| Exercise details |
Every line holding the string "Change" should be copied out of the listing.

| Material for the task |
[Start of Attachment]

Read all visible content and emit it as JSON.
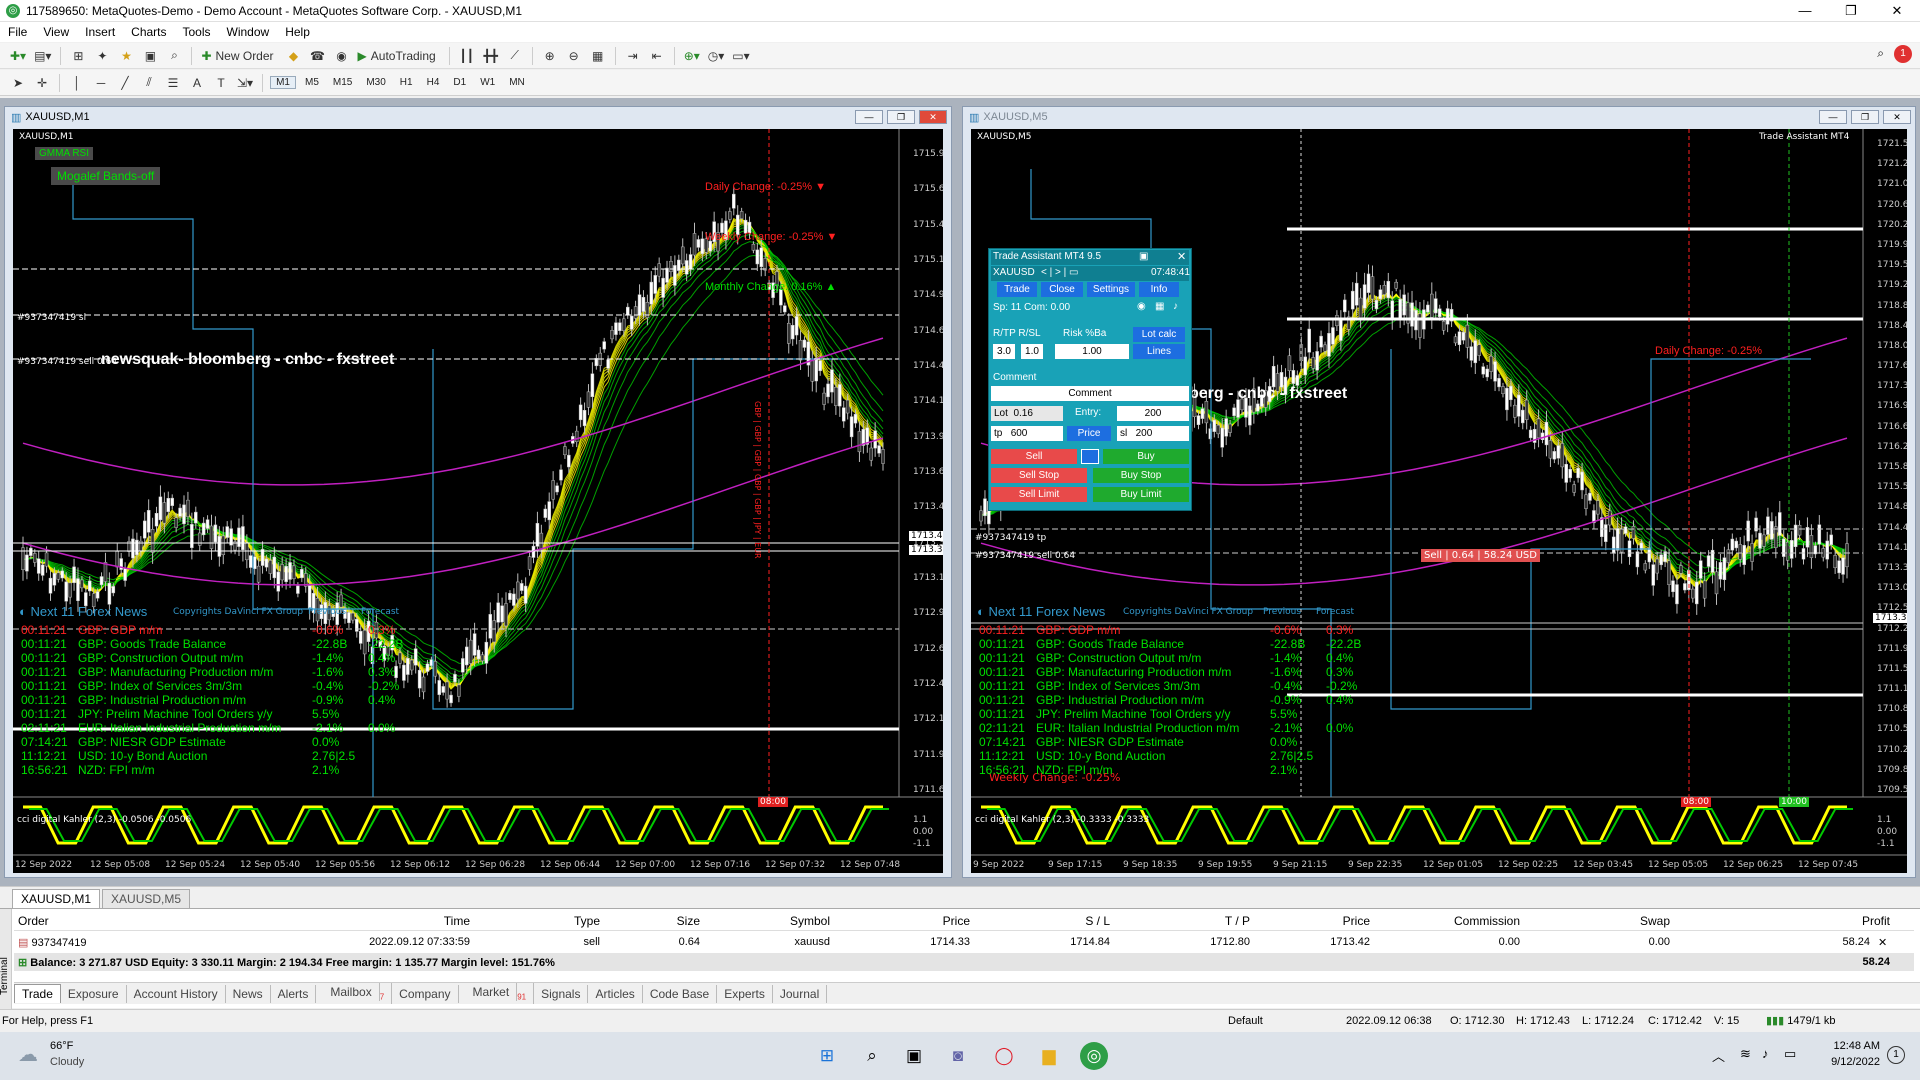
{
  "window": {
    "title": "117589650: MetaQuotes-Demo - Demo Account - MetaQuotes Software Corp. - XAUUSD,M1",
    "controls": [
      "—",
      "❐",
      "✕"
    ]
  },
  "menu": [
    "File",
    "View",
    "Insert",
    "Charts",
    "Tools",
    "Window",
    "Help"
  ],
  "toolbar": {
    "new_order": "New Order",
    "autotrading": "AutoTrading",
    "timeframes": [
      "M1",
      "M5",
      "M15",
      "M30",
      "H1",
      "H4",
      "D1",
      "W1",
      "MN"
    ],
    "active_timeframe": "M1",
    "notification_count": "1"
  },
  "chart1": {
    "window_title": "XAUUSD,M1",
    "symbol_label": "XAUUSD,M1",
    "indicator_gmma": "GMMA RSI",
    "indicator_mogalef": "Mogalef Bands-off",
    "daily_change": "Daily Change: -0.25%",
    "weekly_change": "Weekly Change: -0.25%",
    "monthly_change": "Monthly Change: 0.16%",
    "order_line_sl": "#937347419 sl",
    "order_line_sell": "#937347419 sell 0.64",
    "banner": "newsquak- bloomberg - cnbc - fxstreet",
    "prices": [
      "1715.90",
      "1715.65",
      "1715.40",
      "1715.15",
      "1714.90",
      "1714.65",
      "1714.40",
      "1714.15",
      "1713.90",
      "1713.65",
      "1713.42",
      "1713.31",
      "1713.15",
      "1712.90",
      "1712.65",
      "1712.40",
      "1712.15",
      "1711.90",
      "1711.65"
    ],
    "price_tags": {
      "bid": "1713.42",
      "ask": "1713.31"
    },
    "times": [
      "12 Sep 2022",
      "12 Sep 05:08",
      "12 Sep 05:24",
      "12 Sep 05:40",
      "12 Sep 05:56",
      "12 Sep 06:12",
      "12 Sep 06:28",
      "12 Sep 06:44",
      "12 Sep 07:00",
      "12 Sep 07:16",
      "12 Sep 07:32",
      "12 Sep 07:48"
    ],
    "time_marker": "08:00",
    "cci_label": "cci digital Kahler (2,3) -0.0506 -0.0506",
    "cci_scale": [
      "1.1",
      "0.00",
      "-1.1"
    ],
    "news_header": "Next 11 Forex News",
    "news_col_prev": "Previous",
    "news_col_fore": "Forecast",
    "news_copyright": "Copyrights DaVinci FX Group",
    "vertical_text": "GBP | GBP | GBP | GBP | GBP | JPY | EUR"
  },
  "chart2": {
    "window_title": "XAUUSD,M5",
    "symbol_label": "XAUUSD,M5",
    "ta_corner": "Trade Assistant MT4",
    "daily_change": "Daily Change: -0.25%",
    "banner": "berg - cnbc - fxstreet",
    "sell_tag": "Sell | 0.64 | 58.24 USD",
    "order_line_tp": "#937347419 tp",
    "order_line_sell": "#937347419 sell 0.64",
    "prices": [
      "1721.50",
      "1721.25",
      "1721.00",
      "1720.60",
      "1720.20",
      "1719.95",
      "1719.55",
      "1719.20",
      "1718.85",
      "1718.45",
      "1718.00",
      "1717.65",
      "1717.35",
      "1716.95",
      "1716.60",
      "1716.25",
      "1715.85",
      "1715.50",
      "1714.80",
      "1714.45",
      "1714.10",
      "1713.31",
      "1713.00",
      "1712.55",
      "1712.25",
      "1711.90",
      "1711.50",
      "1711.15",
      "1710.85",
      "1710.50",
      "1710.20",
      "1709.85",
      "1709.55"
    ],
    "price_tag": "1713.31",
    "times": [
      "9 Sep 2022",
      "9 Sep 17:15",
      "9 Sep 18:35",
      "9 Sep 19:55",
      "9 Sep 21:15",
      "9 Sep 22:35",
      "12 Sep 01:05",
      "12 Sep 02:25",
      "12 Sep 03:45",
      "12 Sep 05:05",
      "12 Sep 06:25",
      "12 Sep 07:45"
    ],
    "time_marker_red": "08:00",
    "time_marker_green": "10:00",
    "cci_label": "cci digital Kahler (2,3) -0.3333 -0.3333",
    "cci_scale": [
      "1.1",
      "0.00",
      "-1.1"
    ],
    "weekly_overlay": "Weekly Change: -0.25%",
    "news_header": "Next 11 Forex News",
    "news_col_prev": "Previous",
    "news_col_fore": "Forecast",
    "news_copyright": "Copyrights DaVinci FX Group"
  },
  "news": [
    {
      "time": "00:11:21",
      "name": "GBP: GDP m/m",
      "prev": "-0.6%",
      "fore": "0.3%",
      "red": true
    },
    {
      "time": "00:11:21",
      "name": "GBP: Goods Trade Balance",
      "prev": "-22.8B",
      "fore": "-22.2B",
      "red": false
    },
    {
      "time": "00:11:21",
      "name": "GBP: Construction Output m/m",
      "prev": "-1.4%",
      "fore": "0.4%",
      "red": false
    },
    {
      "time": "00:11:21",
      "name": "GBP: Manufacturing Production m/m",
      "prev": "-1.6%",
      "fore": "0.3%",
      "red": false
    },
    {
      "time": "00:11:21",
      "name": "GBP: Index of Services 3m/3m",
      "prev": "-0.4%",
      "fore": "-0.2%",
      "red": false
    },
    {
      "time": "00:11:21",
      "name": "GBP: Industrial Production m/m",
      "prev": "-0.9%",
      "fore": "0.4%",
      "red": false
    },
    {
      "time": "00:11:21",
      "name": "JPY: Prelim Machine Tool Orders y/y",
      "prev": "5.5%",
      "fore": "",
      "red": false
    },
    {
      "time": "02:11:21",
      "name": "EUR: Italian Industrial Production m/m",
      "prev": "-2.1%",
      "fore": "0.0%",
      "red": false
    },
    {
      "time": "07:14:21",
      "name": "GBP: NIESR GDP Estimate",
      "prev": "0.0%",
      "fore": "",
      "red": false
    },
    {
      "time": "11:12:21",
      "name": "USD: 10-y Bond Auction",
      "prev": "2.76|2.5",
      "fore": "",
      "red": false
    },
    {
      "time": "16:56:21",
      "name": "NZD: FPI m/m",
      "prev": "2.1%",
      "fore": "",
      "red": false
    }
  ],
  "trade_assistant": {
    "title": "Trade Assistant MT4 9.5",
    "symbol": "XAUUSD",
    "nav": "< | > | ▭",
    "clock": "07:48:41",
    "tabs": [
      "Trade",
      "Close",
      "Settings",
      "Info"
    ],
    "spread": "Sp: 11  Com: 0.00",
    "rr_label": "R/TP  R/SL",
    "risk_label": "Risk %Ba",
    "rtp": "3.0",
    "rsl": "1.0",
    "risk": "1.00",
    "lot_calc": "Lot calc",
    "lines": "Lines",
    "comment_label": "Comment",
    "comment_field": "Comment",
    "lot_label": "Lot",
    "lot": "0.16",
    "entry_label": "Entry:",
    "entry": "200",
    "tp_label": "tp",
    "tp": "600",
    "price_btn": "Price",
    "sl_label": "sl",
    "sl": "200",
    "sell": "Sell",
    "buy": "Buy",
    "sell_stop": "Sell Stop",
    "buy_stop": "Buy Stop",
    "sell_limit": "Sell Limit",
    "buy_limit": "Buy Limit"
  },
  "chart_tabs": [
    "XAUUSD,M1",
    "XAUUSD,M5"
  ],
  "terminal": {
    "side_label": "Terminal",
    "columns": [
      "Order",
      "Time",
      "Type",
      "Size",
      "Symbol",
      "Price",
      "S / L",
      "T / P",
      "Price",
      "Commission",
      "Swap",
      "Profit"
    ],
    "rows": [
      {
        "order": "937347419",
        "time": "2022.09.12 07:33:59",
        "type": "sell",
        "size": "0.64",
        "symbol": "xauusd",
        "price": "1714.33",
        "sl": "1714.84",
        "tp": "1712.80",
        "cur_price": "1713.42",
        "commission": "0.00",
        "swap": "0.00",
        "profit": "58.24"
      }
    ],
    "balance_text": "Balance: 3 271.87 USD  Equity: 3 330.11  Margin: 2 194.34  Free margin: 1 135.77  Margin level: 151.76%",
    "balance_profit": "58.24",
    "tabs": [
      "Trade",
      "Exposure",
      "Account History",
      "News",
      "Alerts",
      "Mailbox",
      "Company",
      "Market",
      "Signals",
      "Articles",
      "Code Base",
      "Experts",
      "Journal"
    ],
    "mailbox_badge": "7",
    "market_badge": "91"
  },
  "status": {
    "help": "For Help, press F1",
    "profile": "Default",
    "datetime": "2022.09.12 06:38",
    "open": "O: 1712.30",
    "high": "H: 1712.43",
    "low": "L: 1712.24",
    "close": "C: 1712.42",
    "volume": "V: 15",
    "traffic": "1479/1 kb"
  },
  "taskbar": {
    "temp": "66°F",
    "weather": "Cloudy",
    "time": "12:48 AM",
    "date": "9/12/2022",
    "notif": "1"
  },
  "colors": {
    "chart_bg": "#000000",
    "ema_fast": "#ffff00",
    "ema_slow": "#00c800",
    "band": "#c020c0",
    "mogalef": "#3399cc",
    "news_green": "#00e000",
    "down_red": "#ff2020",
    "ta_panel": "#19a2b7"
  }
}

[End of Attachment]

| Worked solution |
    "daily_change": "Daily Change: -0.25%",
    "weekly_change": "Weekly Change: -0.25%",
    "monthly_change": "Monthly Change: 0.16%",
    "daily_change": "Daily Change: -0.25%",
    "weekly_overlay": "Weekly Change: -0.25%",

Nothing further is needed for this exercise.